Robert L. Hale, Minot
Is Minot striving to become the most expensive city in North Dakota in which to live? We already have a 2.5 percent local option sales tax and some of the highest property taxes around. Now the Minot School Board wants to unnecessarily strap hard-working families with more debt.
Yes, unnecessarily. Supt. Mark Vollmer is aware there is no need to saddle property owners in Minot with a dime in new property taxes. Unfortunately, he doesn't care and in fact when the option to not use property taxes to obtain the money to fund new schools was presented he arrogantly dismissed it.
North Dakota's Constitution requires the state to provide a free common school (i.e. K-12) education to all children in our state. This isn't an option. The state has over many decades convinced school districts to use property taxes to fund school buildings. This might make sense if there was not money readily available and constitutionally earmarked to build schools and fund their operation.

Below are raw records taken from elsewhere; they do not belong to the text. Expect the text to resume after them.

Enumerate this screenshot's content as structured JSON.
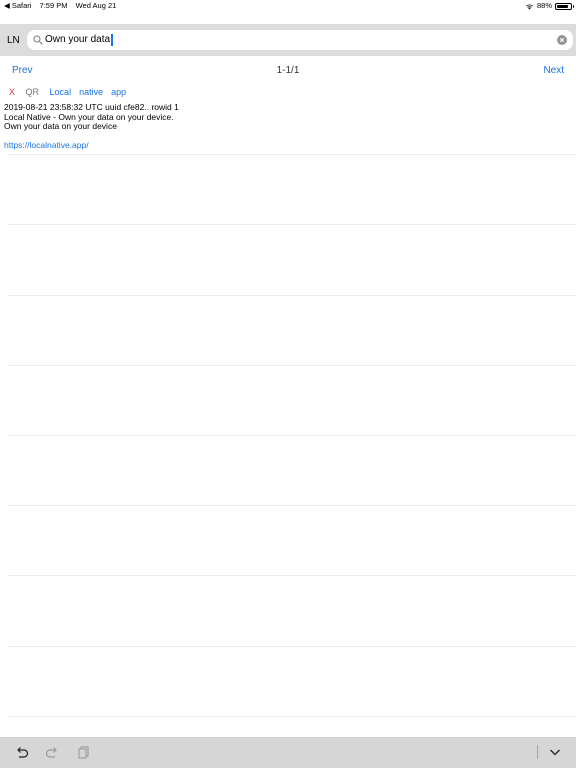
{
  "status_bar": {
    "back_app": "◀ Safari",
    "time": "7:59 PM",
    "date": "Wed Aug 21",
    "battery": "88%",
    "battery_level": 0.88
  },
  "header": {
    "app_label": "LN",
    "search": {
      "value": "Own your data",
      "placeholder": ""
    }
  },
  "pager": {
    "prev_label": "Prev",
    "page_indicator": "1-1/1",
    "next_label": "Next"
  },
  "note": {
    "delete_label": "X",
    "qr_label": "QR",
    "tags": [
      "Local",
      "native",
      "app"
    ],
    "meta": "2019-08-21 23:58:32 UTC uuid cfe82.. rowid 1",
    "annotation": "Local Native - Own your data on your device.",
    "text": "Own your data on your device",
    "url": "https://localnative.app/"
  },
  "icons": {
    "undo": "undo-icon",
    "redo": "redo-icon",
    "paste": "clipboard-icon",
    "dismiss": "chevron-down-icon"
  },
  "colors": {
    "accent": "#1a73e8",
    "delete": "#e53935"
  }
}
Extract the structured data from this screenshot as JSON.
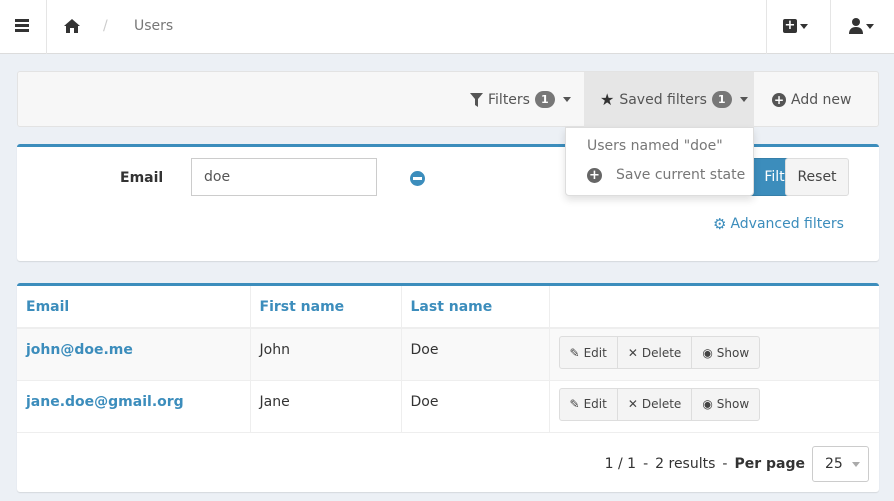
{
  "topbar": {
    "breadcrumb_sep": "/",
    "current": "Users"
  },
  "toolbar": {
    "filters_label": "Filters",
    "filters_count": "1",
    "saved_label": "Saved filters",
    "saved_count": "1",
    "add_new": "Add new"
  },
  "saved_dropdown": {
    "items": [
      "Users named \"doe\""
    ],
    "save_current": "Save current state"
  },
  "filter": {
    "label": "Email",
    "value": "doe",
    "filter_btn": "Filter",
    "reset_btn": "Reset",
    "advanced": "Advanced filters"
  },
  "table": {
    "columns": [
      "Email",
      "First name",
      "Last name"
    ],
    "rows": [
      {
        "email": "john@doe.me",
        "first": "John",
        "last": "Doe"
      },
      {
        "email": "jane.doe@gmail.org",
        "first": "Jane",
        "last": "Doe"
      }
    ],
    "actions": {
      "edit": "Edit",
      "delete": "Delete",
      "show": "Show"
    }
  },
  "pager": {
    "pages": "1 / 1",
    "sep": "-",
    "results": "2 results",
    "per_page_label": "Per page",
    "per_page": "25"
  },
  "colors": {
    "accent": "#3c8dbc",
    "background": "#ecf0f5"
  }
}
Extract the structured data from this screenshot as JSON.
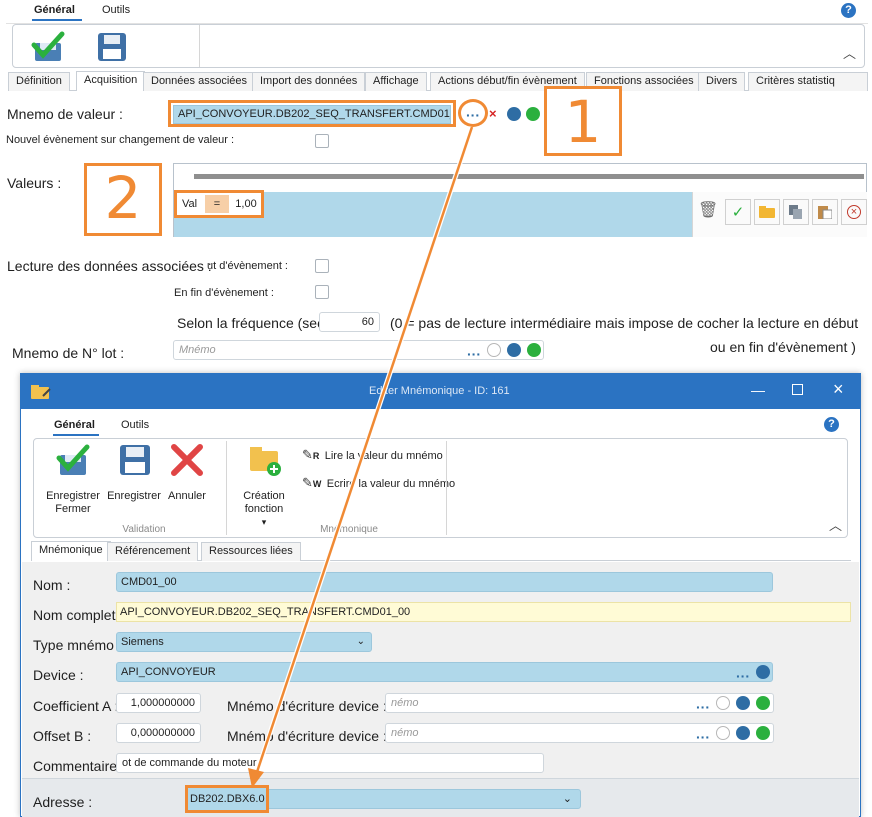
{
  "top_tabs": {
    "general": "Général",
    "outils": "Outils"
  },
  "sub_tabs": [
    "Définition",
    "Acquisition",
    "Données associées",
    "Import des données",
    "Affichage",
    "Actions début/fin évènement",
    "Fonctions associées",
    "Divers",
    "Critères statistiq"
  ],
  "acq": {
    "mnemo_label": "Mnemo de valeur :",
    "mnemo_value": "API_CONVOYEUR.DB202_SEQ_TRANSFERT.CMD01_00",
    "nouvel_label": "Nouvel évènement sur changement de valeur :",
    "valeurs_label": "Valeurs :",
    "cond_var": "Val",
    "cond_op": "=",
    "cond_val": "1,00",
    "lecture_label": "Lecture des données associées :",
    "debut_label": "ut d'évènement :",
    "fin_label": "En fin d'évènement :",
    "freq_label": "Selon la fréquence (sec",
    "freq_value": "60",
    "freq_note1": "(0 = pas de lecture intermédiaire mais impose de cocher la lecture en début",
    "freq_note2": "ou en fin d'évènement )",
    "lot_label": "Mnemo de N° lot :",
    "lot_placeholder": "Mnémo"
  },
  "callouts": {
    "one": "1",
    "two": "2"
  },
  "dialog": {
    "title": "Editer Mnémonique - ID: 161",
    "tabs": {
      "general": "Général",
      "outils": "Outils"
    },
    "ribbon": {
      "save_close": "Enregistrer Fermer",
      "save": "Enregistrer",
      "cancel": "Annuler",
      "validation_group": "Validation",
      "create_fn": "Création fonction",
      "read_value": "Lire la valeur du mnémo",
      "write_value": "Ecrire la valeur du mnémo",
      "mnemo_group": "Mnémonique",
      "read_letter": "R",
      "write_letter": "W"
    },
    "subtabs": [
      "Mnémonique",
      "Référencement",
      "Ressources liées"
    ],
    "fields": {
      "nom_label": "Nom :",
      "nom_value": "CMD01_00",
      "nomc_label": "Nom complet :",
      "nomc_value": "API_CONVOYEUR.DB202_SEQ_TRANSFERT.CMD01_00",
      "type_label": "Type mnémo :",
      "type_value": "Siemens",
      "device_label": "Device :",
      "device_value": "API_CONVOYEUR",
      "coefa_label": "Coefficient A :",
      "coefa_value": "1,000000000",
      "offb_label": "Offset B :",
      "offb_value": "0,000000000",
      "mnemo_ecr_label": "Mnémo d'écriture device :",
      "mnemo_ecr_placeholder": "némo",
      "comment_label": "Commentaire :",
      "comment_value": "ot de commande du moteur",
      "adresse_label": "Adresse :",
      "adresse_value": "DB202.DBX6.0"
    }
  },
  "colors": {
    "accent": "#2b73c2",
    "orange": "#f08a34",
    "field_blue": "#b0d8ea"
  }
}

When the state came into being two sections in each township was put in what is known as the Common Schools Trust. Today this trust has 635,012 surface acres and 1,527,059 mineral acres. As of 12/31/11 the fund also had more than $1.6 billion almost 85 percent of which is invested in Wall Street stocks and bonds. The Common Schools Trust currently has more than $2 billion in cash and that amount is growing at half a billion annually. In 2011 the Common Schools Trust took in more than $135,269,628 in royalty income. In addition there are millions more coming in from surface rents.
Fewer than $20 million (less than .01 percent of the total) is being used to do what this fund was created to do fund and maintain our schools. Instead it has been invested in Wall Street and we property owners are being taxed out of our homes.
It's time North Dakota uses these dollars to do what they have been constitutionally established to do pay for building and maintaining our schools.
Why isn't this being done? Because those who are responsible to use these funds simply refuse to use them as they are obligated to do. Who are "those who are responsible"? The governor, the members of the Legislature, the Superintendent of Public Instruction and the Board of the School Lands Trusts are the responsible parties.
When confronted, legislators tell us this money can't be used for schools. They tell us it must be "saved." This is a fiction and is absolutely untrue. Hundreds of millions are invested in stocks and bonds through Wall Street, unfortunately not in bonds for our own schools.
We're then told that if this money were used to build our schools there wouldn't be any money to pay the bonds off. This again is absolutely untrue. Royalties alone provide income sufficient to fund more than $3 billion in bonds (i.e. 4.2 percent of what Minot schools seek). These misers tell us that if the income dries up we couldn't pay off the bonds. So what? We have the schools! When I asked these folks what happens when Wall Street takes a dive and 40 percent of its value evaporates as it did in 2009 what do we have. Their response was akin to a deer that's been caught in the headlights.
So, how do we stop the nonsense going on and require the Common School Trust be used as it should? We emphatically say "no" to unnecessary bonds and direct our elected officials to properly manage our School Land Trusts.
If they refuse, take them to court. Williston took the state to court to get equal funding for school operations when the state realized it would lose, it stepped up and did what is should have been doing all along. It's Minot's turn to do the same regarding funding of our common school buildings. The entire state will benefit our children will benefit the most.